Specimens of of the Australian native Banksia serrata were collected by Sir Joseph Banks in 1770 and later named for him. They are funny, gnarled trees that look ancient long before their time (rather like weather beaten Australian gardeners). Serrata refers to the tough, saw edged leaves;
Their knobbled trunks are positively creepy.
And when an old B. serrata dies, it will keep you warm in winter.
THE BANKSIA TREES
The banksia trees, the banksia trees
Are grisly goblin men,
Who hobble on their gnarly knees
Away from human ken
And with the twilight’s wizardries
Come creeping back again.
By ERNESTINE HILL
In spring the trees produce spectacular flowers; soft, velvety cones.
As the florets open and nectar forms, honey eating birds such as the Eastern Spinebills and wattle birds visit.
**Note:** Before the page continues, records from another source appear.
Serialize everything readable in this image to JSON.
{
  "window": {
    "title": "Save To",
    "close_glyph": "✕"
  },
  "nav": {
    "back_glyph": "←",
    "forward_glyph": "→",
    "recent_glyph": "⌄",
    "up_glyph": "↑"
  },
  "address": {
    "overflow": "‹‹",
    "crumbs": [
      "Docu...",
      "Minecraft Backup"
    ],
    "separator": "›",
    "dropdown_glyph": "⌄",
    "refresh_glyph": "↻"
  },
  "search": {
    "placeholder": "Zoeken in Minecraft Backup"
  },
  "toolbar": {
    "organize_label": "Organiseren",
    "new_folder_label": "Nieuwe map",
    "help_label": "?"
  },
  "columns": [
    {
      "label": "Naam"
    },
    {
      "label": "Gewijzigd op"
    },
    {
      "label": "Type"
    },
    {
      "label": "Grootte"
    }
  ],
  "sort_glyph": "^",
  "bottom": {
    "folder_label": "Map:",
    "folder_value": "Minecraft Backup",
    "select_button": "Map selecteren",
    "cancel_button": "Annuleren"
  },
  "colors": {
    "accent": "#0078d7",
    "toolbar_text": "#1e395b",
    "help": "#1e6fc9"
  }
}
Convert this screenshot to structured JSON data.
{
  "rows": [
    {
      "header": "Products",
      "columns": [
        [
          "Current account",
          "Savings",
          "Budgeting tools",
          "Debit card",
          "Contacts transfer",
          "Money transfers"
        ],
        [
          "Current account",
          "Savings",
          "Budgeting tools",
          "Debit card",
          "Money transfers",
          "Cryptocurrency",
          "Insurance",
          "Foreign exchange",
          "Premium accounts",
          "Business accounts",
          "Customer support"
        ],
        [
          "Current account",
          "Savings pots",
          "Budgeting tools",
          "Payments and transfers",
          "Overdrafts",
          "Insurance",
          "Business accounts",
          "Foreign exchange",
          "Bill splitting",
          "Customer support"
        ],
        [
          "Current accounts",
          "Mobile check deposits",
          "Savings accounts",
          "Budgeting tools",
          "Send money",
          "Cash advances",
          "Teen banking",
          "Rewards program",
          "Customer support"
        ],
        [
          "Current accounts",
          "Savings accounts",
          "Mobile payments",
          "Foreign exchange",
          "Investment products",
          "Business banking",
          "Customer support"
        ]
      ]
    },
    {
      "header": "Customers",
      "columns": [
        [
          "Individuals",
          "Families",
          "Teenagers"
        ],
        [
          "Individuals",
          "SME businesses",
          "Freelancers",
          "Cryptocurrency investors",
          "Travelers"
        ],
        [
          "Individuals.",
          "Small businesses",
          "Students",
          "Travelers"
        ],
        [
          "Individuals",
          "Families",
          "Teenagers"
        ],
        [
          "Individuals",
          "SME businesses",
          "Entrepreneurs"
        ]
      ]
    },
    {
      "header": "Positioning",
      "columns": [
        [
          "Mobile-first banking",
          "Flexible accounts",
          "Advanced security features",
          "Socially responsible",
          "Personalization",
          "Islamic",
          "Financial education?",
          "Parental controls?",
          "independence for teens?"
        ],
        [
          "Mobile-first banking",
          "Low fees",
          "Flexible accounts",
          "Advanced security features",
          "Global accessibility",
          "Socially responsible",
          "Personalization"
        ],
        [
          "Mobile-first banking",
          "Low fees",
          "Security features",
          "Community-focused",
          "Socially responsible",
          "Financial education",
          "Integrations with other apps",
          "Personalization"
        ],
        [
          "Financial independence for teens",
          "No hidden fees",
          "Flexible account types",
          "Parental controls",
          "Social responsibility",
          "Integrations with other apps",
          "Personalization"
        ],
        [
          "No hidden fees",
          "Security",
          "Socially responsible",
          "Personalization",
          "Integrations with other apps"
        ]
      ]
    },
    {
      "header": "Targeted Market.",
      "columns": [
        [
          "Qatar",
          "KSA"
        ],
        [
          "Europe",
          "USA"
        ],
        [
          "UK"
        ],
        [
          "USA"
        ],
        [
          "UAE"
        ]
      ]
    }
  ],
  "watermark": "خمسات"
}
Even the yellow tailed black cockatoos munch on them….a bit of a change from rock hard pinecones!
The transformation continues as the flowers dry off.
Within the dry, brown bristles, individual pods start to ripen. Eventually, ‘Big Bad Banksia Men’ emerge; made famous by the much loved author/illustrator May Gibbs. In the image below the Banksia Men are plotting to kidnap poor little gumnut babies.
Oh dear looks as though one little gumnut is in serious trouble.
In the photo below the woody pods have finally burst open to release the wafer thin seeds.
Those giant cockies find the seeds easily enough.
I must say I do love the banksias; such tough Aussie trees. Here in the Blue Mountains of New South Wales they survive frost, snow, summer heat and even fire.
The extraordinary seed capsules can carved into all manner of shapes. I have a banksia bell, for my Christmas tree.
Of course banksia craft is not new. Back in 1929 Mr Charles Hewitt was making odd, giant beaked birds from the cones.
Note the worm (Trove)
YOU ARE WELCOME TO LEAVE A MESSAGE IN THE BOX BELOW. THERE IS A SIMPLE ANTI-SPAM SUM TO COMPLETE.